* **TASK**:
Among these records, which lines include "content"? Copy them out.

****************

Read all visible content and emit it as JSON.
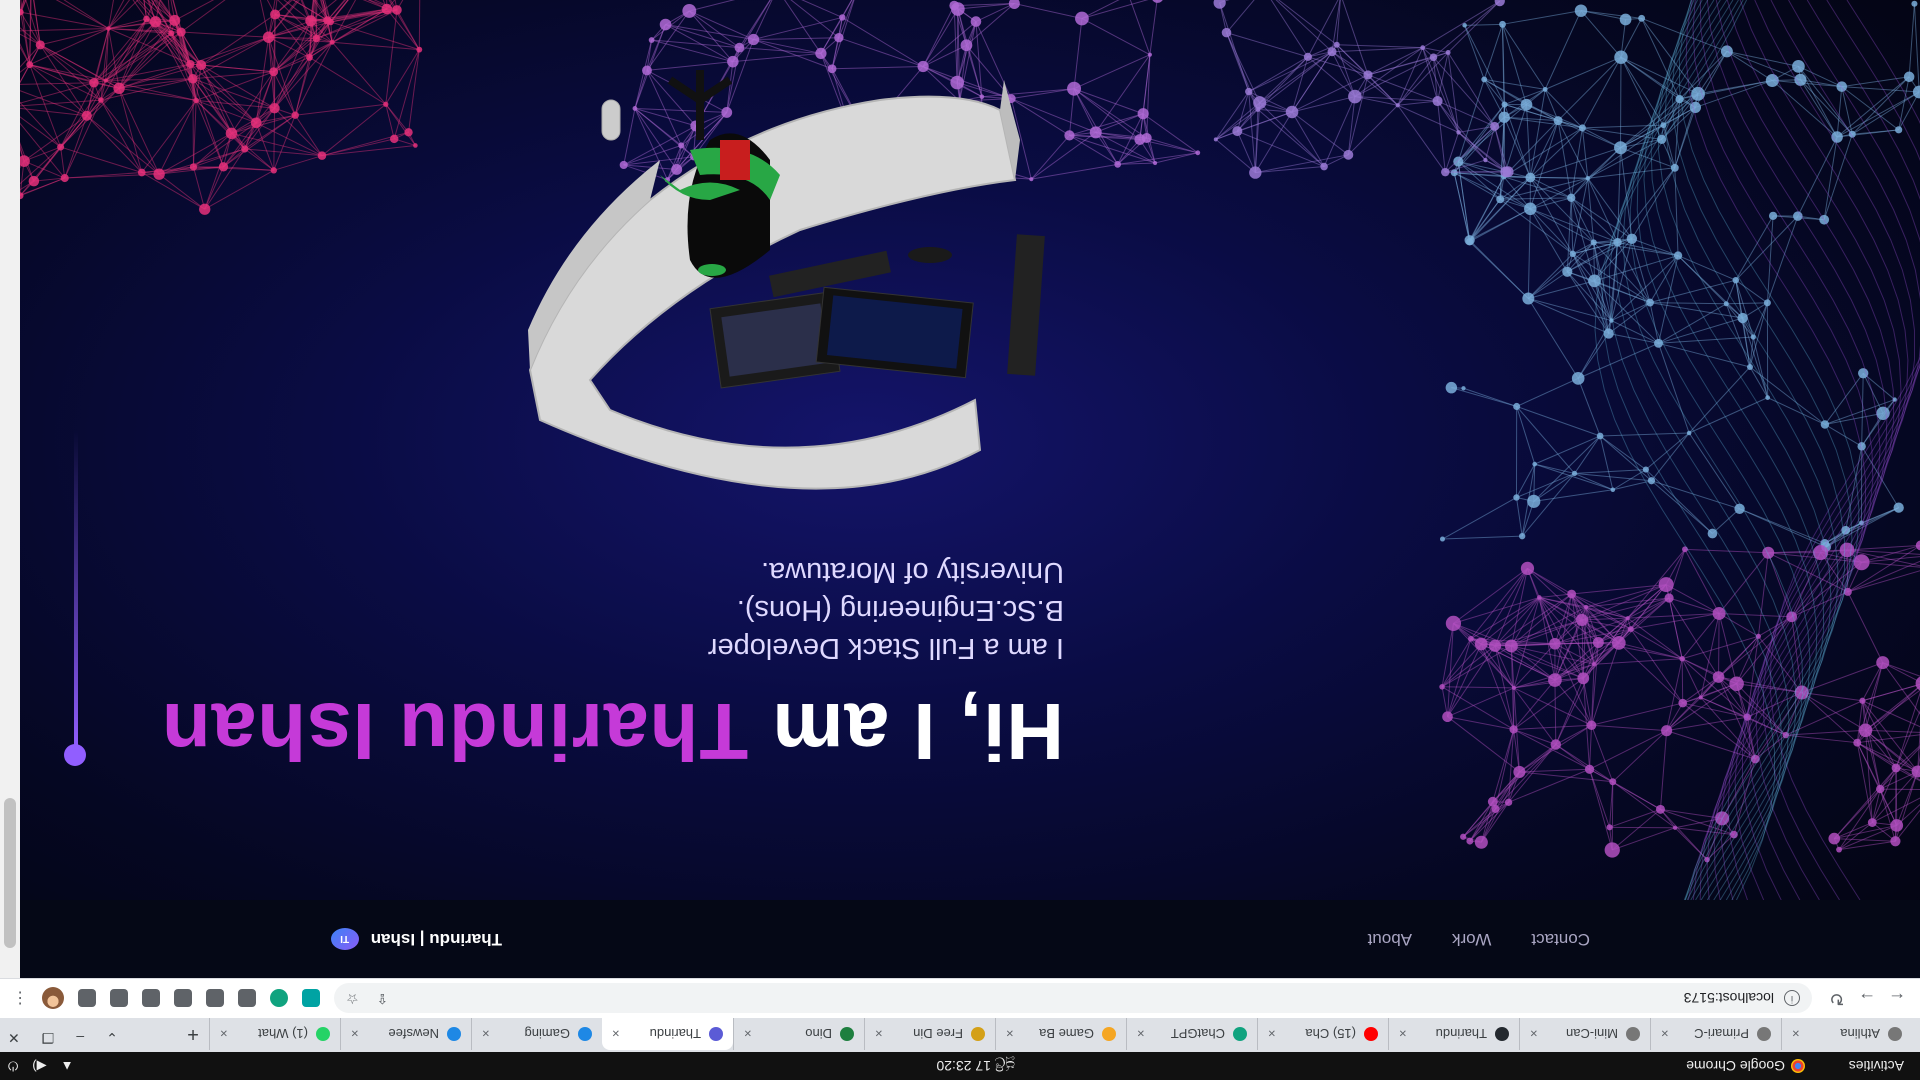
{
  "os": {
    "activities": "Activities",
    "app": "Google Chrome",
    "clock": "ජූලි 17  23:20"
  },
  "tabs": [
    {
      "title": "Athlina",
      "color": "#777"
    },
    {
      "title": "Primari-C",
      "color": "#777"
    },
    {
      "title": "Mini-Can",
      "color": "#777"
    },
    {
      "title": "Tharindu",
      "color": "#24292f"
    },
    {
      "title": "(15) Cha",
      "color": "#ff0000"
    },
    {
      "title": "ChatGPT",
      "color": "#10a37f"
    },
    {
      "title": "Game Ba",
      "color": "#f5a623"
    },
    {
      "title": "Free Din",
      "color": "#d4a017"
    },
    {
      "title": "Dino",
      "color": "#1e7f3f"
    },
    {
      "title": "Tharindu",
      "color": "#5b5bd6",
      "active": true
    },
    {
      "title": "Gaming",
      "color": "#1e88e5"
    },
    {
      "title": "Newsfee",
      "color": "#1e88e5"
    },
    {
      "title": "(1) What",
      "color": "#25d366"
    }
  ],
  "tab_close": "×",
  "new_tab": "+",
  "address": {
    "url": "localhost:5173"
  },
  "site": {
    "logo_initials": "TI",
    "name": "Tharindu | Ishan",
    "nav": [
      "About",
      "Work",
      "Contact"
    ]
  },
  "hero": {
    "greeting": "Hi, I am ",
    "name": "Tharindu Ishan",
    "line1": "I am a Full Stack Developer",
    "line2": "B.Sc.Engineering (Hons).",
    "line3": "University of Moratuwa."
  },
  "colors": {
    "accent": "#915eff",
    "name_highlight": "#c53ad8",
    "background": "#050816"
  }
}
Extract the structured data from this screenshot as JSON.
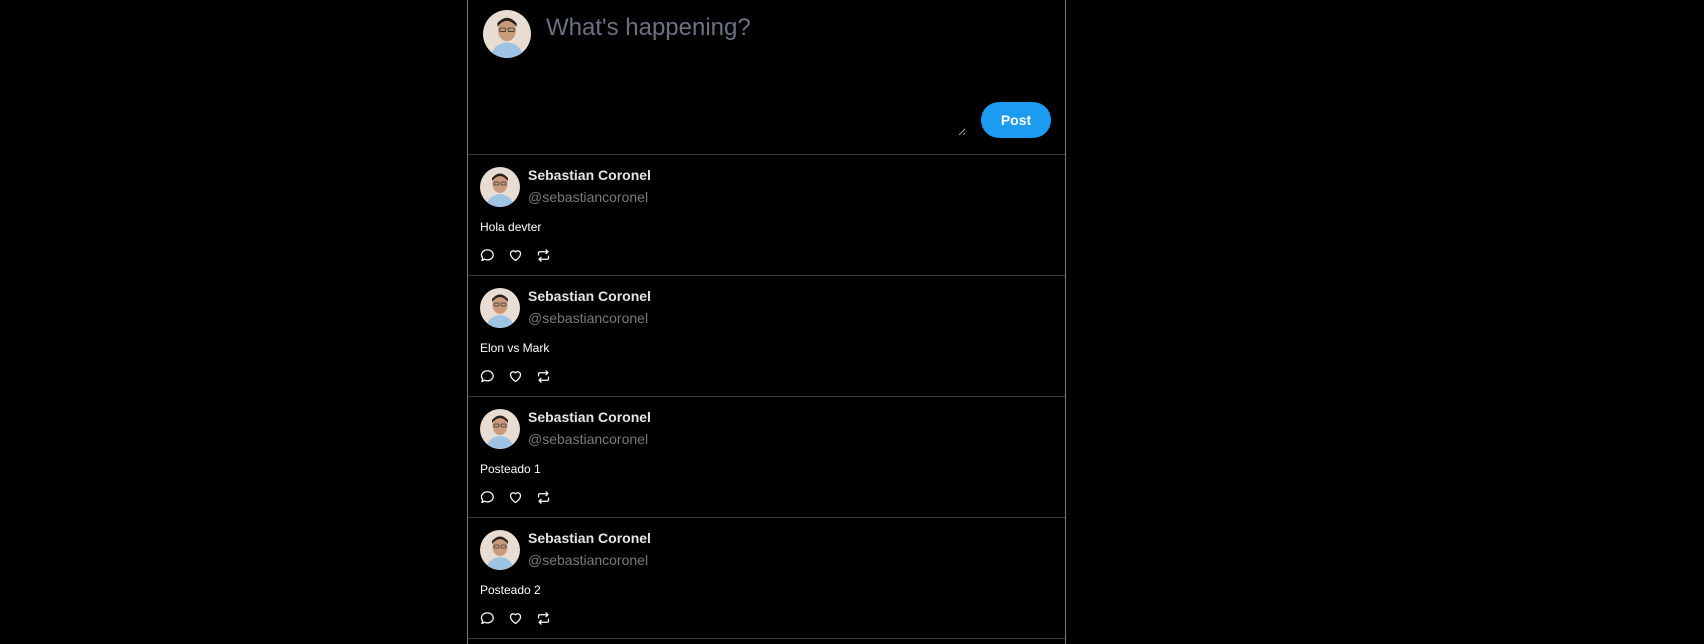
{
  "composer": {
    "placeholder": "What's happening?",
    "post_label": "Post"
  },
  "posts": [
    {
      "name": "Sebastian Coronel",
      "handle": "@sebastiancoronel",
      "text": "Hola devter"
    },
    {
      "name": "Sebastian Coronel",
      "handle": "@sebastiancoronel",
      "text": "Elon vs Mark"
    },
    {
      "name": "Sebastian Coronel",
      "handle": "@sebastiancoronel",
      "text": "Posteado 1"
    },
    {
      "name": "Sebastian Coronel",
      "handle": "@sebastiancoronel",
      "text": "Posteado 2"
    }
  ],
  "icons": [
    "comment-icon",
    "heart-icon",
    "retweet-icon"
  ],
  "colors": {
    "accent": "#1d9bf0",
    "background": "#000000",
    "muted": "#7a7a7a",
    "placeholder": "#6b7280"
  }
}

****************

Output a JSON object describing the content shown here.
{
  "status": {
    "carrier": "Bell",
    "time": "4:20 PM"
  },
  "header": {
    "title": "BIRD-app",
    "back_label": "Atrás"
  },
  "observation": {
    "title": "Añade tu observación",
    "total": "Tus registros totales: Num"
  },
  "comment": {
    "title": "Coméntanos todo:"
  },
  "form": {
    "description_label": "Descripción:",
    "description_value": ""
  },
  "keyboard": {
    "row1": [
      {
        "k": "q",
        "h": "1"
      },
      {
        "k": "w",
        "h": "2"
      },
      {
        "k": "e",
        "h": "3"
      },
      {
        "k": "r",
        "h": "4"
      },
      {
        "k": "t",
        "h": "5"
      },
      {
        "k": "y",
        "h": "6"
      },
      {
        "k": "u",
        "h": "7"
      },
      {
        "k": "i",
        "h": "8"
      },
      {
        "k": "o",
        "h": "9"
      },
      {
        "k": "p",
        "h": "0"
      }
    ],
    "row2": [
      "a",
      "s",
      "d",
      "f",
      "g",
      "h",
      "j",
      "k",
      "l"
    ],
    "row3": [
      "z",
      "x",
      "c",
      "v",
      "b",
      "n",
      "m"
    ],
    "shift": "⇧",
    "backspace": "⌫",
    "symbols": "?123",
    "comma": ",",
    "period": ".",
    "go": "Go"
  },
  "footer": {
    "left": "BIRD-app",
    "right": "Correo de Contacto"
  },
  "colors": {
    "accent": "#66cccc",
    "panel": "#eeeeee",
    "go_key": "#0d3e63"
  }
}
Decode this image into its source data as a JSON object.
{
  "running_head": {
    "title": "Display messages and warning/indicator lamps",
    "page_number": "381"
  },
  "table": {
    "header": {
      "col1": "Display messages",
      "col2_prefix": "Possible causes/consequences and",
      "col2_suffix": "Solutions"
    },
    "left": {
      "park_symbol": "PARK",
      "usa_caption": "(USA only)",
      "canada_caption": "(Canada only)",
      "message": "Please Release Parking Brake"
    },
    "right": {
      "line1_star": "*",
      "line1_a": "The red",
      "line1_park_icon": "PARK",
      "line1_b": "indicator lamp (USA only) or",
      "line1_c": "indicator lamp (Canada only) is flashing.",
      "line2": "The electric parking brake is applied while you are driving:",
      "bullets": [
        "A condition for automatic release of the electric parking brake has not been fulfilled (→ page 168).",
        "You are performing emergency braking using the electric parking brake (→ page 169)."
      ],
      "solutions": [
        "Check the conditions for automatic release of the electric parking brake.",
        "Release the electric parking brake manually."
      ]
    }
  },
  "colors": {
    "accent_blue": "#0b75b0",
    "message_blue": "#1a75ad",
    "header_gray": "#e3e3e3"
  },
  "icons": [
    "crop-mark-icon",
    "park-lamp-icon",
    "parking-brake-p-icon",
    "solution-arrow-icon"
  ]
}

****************

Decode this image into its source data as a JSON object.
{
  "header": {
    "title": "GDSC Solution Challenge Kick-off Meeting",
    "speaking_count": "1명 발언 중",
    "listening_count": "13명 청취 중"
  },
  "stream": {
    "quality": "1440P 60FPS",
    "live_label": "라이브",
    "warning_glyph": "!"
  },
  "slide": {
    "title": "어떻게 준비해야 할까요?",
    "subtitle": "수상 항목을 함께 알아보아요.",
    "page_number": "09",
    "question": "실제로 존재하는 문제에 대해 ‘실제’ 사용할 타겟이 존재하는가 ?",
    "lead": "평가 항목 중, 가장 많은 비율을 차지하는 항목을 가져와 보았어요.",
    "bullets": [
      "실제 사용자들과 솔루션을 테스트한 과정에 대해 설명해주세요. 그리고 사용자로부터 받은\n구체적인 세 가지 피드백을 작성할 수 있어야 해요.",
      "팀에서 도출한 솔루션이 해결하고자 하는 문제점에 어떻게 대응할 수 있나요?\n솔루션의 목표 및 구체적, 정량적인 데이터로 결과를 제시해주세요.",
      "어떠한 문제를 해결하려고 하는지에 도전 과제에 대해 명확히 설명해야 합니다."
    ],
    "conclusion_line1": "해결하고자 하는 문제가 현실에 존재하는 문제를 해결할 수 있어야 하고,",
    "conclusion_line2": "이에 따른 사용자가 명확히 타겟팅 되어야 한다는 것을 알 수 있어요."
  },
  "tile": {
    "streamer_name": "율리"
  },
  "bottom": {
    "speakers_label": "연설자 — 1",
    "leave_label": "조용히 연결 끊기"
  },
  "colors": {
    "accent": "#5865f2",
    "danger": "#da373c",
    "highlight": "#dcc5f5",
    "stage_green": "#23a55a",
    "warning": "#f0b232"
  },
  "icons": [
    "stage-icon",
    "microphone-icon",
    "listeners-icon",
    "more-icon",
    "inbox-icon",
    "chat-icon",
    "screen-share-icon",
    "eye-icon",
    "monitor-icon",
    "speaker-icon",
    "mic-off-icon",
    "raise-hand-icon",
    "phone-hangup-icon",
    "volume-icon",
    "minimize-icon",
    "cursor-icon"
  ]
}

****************

* **ANSWER**:
Read all visible content and emit it as JSON.
Output a JSON object describing the content shown here.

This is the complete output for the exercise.